With Easter around the corner and the Ishtar/Easter meme making its rounds, I did a little search for the origins of the word. In Swedish it’s “Påsk,” and in German it’s “Ostern,” which got me thinking about the etymology of the different words in various languages for this religious observance.
I found this quote interesting: “The word Easter does not appear to be derived from Ishtar, but from the German Eostre, the goddess of the dawn—a bringer of light. English and German are in the minority of languages that use a form of the word Easter to mark the holiday. Elsewhere, the observance is framed in Latin pascha, which in turn is derived from the Hebrew pesach, meaning of or associated with Passover. Ishtar and Easter appear to be homophones: they may be pronounced similarly, but have different meanings.” (It’s from Scientific America Blogs – Beyond Ishtar: The Tradition of Eggs at Easter)
In this case, the origin of the English word “Easter”, and the origin of the observance “Easter” are not entirely related. It’s much more complicated than that. Given the confluence of cultures, observances, societies, etc., over spans of time that influence, shape and re-shape all these things, it’s not surprising that it’s difficult to pin point the origin of Easter/Påsk/Ostern/Passover… etc.
Besides, it doesn’t really matter. What I know is that I’m going make an Easter “tree” by getting some branches, putting them in a vase and decorating them with eggs, feathers, Easter witches and black Easter cats – a Swedish tradition my Mom did every year – and I’ll think about the stories she told me about Blåkulla, a mountain in Sweden where the witches would go at Easter to fornicate with the Devil. And I’ll think about the Swedish tradition that kids still do today, where they dress up as boy and girl witches and go from door to door in their neighbourhoods to get candy and treats, not unlike our Halloween tradition here. And I’ll think about how even the un-observant Swedes around the country will visit churches and listen to beautiful pastoral hymns sung under the high ceilings of cathedrals or within the quaint, cozy spaces of old, stone parish churches while candles flicker their warm glow of hope and renewal, and how afterwards, people will gather around huge bonfires, and dance and sing and make merry. And I’ll remember Easter last year, when I spent time with my dear friends at their cabin, and the kids and I patiently blew the yolks out of eggs and then carefully decorated them and hung them on an Easter tree we made. And I’ll look outside at our balcony and watch the birds flying to and fro from the feeder, pairing off, nesting in the trees that are quickly budding and flushing out, clouds of flowers and leaves bursting from their branches.

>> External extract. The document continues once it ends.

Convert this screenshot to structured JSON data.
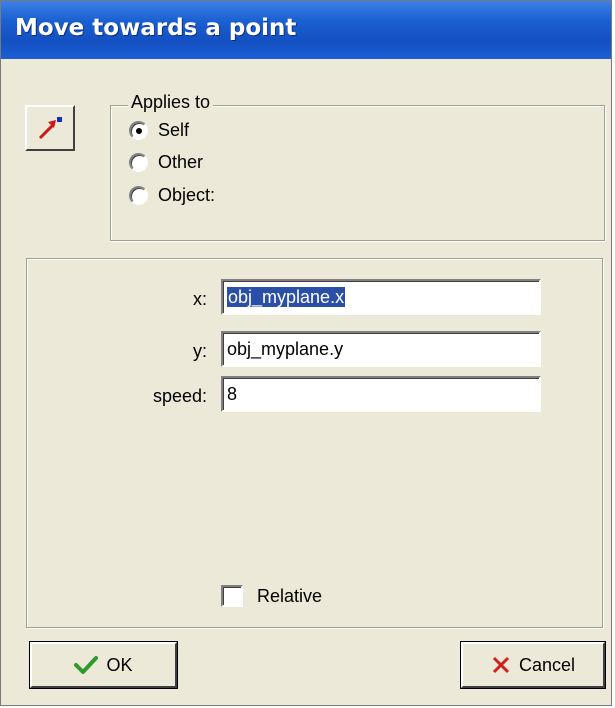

Oh, and then there’s Semlor, delicious pastries that were traditionally eaten before Lent, to sustain you through the fast. They’re delicious. Mmmmm… I’m very sensitive to gluten and found a gluten-free Semla recipe online that I’ve attached below. I haven’t tried it yet, so if you do, please comment and let us know how it turned out. (Semla is singular, semlor is plural, like “bun” and “buns.”)
Whatever the origins of the formal observance of Easter may be, to observe life at Eastertide kindles a sense of renewal, another turn of the wheel, a reminder of the fluidity of time – past, present and future – and our place in it.
Happy Easter musings! Glad Påsk!
Easter in Sweden: http://sweden.se/culture-traditions/easter/
Semla recipe (docx file): Gluten Free semlor